→ Work item
Every line below that holds the word "Καταλύματος" must be listed.

→ Task inputs
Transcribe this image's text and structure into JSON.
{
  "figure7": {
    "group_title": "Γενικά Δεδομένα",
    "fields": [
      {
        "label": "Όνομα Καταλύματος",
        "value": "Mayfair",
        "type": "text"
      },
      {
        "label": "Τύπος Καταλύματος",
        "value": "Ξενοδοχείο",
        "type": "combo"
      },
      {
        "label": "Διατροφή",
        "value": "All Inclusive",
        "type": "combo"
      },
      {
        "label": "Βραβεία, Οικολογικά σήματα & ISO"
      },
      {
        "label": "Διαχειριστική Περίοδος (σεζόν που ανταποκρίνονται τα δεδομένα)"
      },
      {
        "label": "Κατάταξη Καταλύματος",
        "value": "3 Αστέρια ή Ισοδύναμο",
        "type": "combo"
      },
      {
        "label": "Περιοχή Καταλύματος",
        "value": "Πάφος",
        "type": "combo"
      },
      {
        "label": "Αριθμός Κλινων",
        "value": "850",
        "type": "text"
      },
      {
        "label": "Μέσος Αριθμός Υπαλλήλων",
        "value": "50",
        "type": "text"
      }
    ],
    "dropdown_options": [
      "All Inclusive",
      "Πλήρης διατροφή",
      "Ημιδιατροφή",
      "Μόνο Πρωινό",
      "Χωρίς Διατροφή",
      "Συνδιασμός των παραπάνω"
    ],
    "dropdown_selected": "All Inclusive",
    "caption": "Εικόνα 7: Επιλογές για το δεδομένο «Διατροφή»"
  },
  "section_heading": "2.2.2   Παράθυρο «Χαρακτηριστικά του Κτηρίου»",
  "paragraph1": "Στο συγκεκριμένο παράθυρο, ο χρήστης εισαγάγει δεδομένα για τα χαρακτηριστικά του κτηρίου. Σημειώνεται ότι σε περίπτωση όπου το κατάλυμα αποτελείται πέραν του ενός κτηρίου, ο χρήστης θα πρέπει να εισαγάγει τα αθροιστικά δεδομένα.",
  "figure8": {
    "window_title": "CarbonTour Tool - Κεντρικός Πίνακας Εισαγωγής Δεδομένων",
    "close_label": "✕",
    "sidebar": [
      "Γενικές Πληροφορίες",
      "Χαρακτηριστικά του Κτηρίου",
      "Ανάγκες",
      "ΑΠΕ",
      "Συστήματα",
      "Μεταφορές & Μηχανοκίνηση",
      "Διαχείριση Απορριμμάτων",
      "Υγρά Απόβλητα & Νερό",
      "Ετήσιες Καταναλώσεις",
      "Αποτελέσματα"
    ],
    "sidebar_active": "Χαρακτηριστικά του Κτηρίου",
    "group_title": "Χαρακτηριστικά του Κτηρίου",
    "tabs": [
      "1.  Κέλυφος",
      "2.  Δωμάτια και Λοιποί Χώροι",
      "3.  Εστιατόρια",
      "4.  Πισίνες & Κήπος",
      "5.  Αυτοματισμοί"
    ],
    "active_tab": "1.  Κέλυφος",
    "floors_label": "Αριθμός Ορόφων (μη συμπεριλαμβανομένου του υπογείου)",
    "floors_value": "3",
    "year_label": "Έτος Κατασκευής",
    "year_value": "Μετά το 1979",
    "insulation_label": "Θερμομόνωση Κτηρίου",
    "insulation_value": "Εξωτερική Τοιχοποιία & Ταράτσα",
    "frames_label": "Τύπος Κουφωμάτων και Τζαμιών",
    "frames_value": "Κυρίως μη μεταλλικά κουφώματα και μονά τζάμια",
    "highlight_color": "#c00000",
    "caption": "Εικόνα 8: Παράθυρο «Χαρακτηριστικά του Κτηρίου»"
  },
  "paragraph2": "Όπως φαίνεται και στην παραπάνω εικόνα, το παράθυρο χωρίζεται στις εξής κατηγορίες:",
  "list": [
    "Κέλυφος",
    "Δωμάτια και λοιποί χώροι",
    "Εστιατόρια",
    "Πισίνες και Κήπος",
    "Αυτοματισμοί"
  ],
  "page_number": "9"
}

→ Result
        "label": "Όνομα Καταλύματος",
        "label": "Τύπος Καταλύματος",
        "label": "Κατάταξη Καταλύματος",
        "label": "Περιοχή Καταλύματος",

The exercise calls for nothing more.